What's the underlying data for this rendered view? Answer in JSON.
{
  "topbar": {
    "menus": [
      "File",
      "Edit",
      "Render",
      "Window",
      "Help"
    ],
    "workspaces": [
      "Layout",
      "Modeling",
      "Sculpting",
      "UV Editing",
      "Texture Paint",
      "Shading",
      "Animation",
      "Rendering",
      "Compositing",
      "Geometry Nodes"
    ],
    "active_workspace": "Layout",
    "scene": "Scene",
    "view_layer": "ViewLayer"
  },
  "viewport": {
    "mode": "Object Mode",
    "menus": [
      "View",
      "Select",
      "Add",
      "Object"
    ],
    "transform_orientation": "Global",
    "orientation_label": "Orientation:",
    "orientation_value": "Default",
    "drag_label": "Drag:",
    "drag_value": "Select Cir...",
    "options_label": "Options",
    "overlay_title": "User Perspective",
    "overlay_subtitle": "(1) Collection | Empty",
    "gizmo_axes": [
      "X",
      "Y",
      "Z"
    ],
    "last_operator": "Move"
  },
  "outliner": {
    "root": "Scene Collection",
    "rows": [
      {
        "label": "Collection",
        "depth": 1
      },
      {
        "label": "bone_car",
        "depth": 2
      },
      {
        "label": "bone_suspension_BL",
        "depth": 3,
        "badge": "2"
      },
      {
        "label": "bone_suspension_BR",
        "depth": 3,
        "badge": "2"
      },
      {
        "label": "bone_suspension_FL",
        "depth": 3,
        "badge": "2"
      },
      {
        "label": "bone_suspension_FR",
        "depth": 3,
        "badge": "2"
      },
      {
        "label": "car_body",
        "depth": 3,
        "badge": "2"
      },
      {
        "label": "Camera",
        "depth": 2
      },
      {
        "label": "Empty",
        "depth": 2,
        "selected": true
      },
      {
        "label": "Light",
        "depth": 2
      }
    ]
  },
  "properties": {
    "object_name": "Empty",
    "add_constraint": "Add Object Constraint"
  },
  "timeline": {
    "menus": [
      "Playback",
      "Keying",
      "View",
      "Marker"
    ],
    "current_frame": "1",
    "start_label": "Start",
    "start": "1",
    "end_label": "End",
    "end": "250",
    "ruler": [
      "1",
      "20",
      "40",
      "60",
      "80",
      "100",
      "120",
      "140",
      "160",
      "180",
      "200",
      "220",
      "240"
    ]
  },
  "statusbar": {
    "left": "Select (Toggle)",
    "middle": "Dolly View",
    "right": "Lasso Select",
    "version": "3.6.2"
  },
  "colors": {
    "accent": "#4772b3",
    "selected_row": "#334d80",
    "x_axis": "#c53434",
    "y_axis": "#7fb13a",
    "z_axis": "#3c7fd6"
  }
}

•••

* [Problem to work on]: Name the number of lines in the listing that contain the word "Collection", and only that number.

* [Response to this task]: 3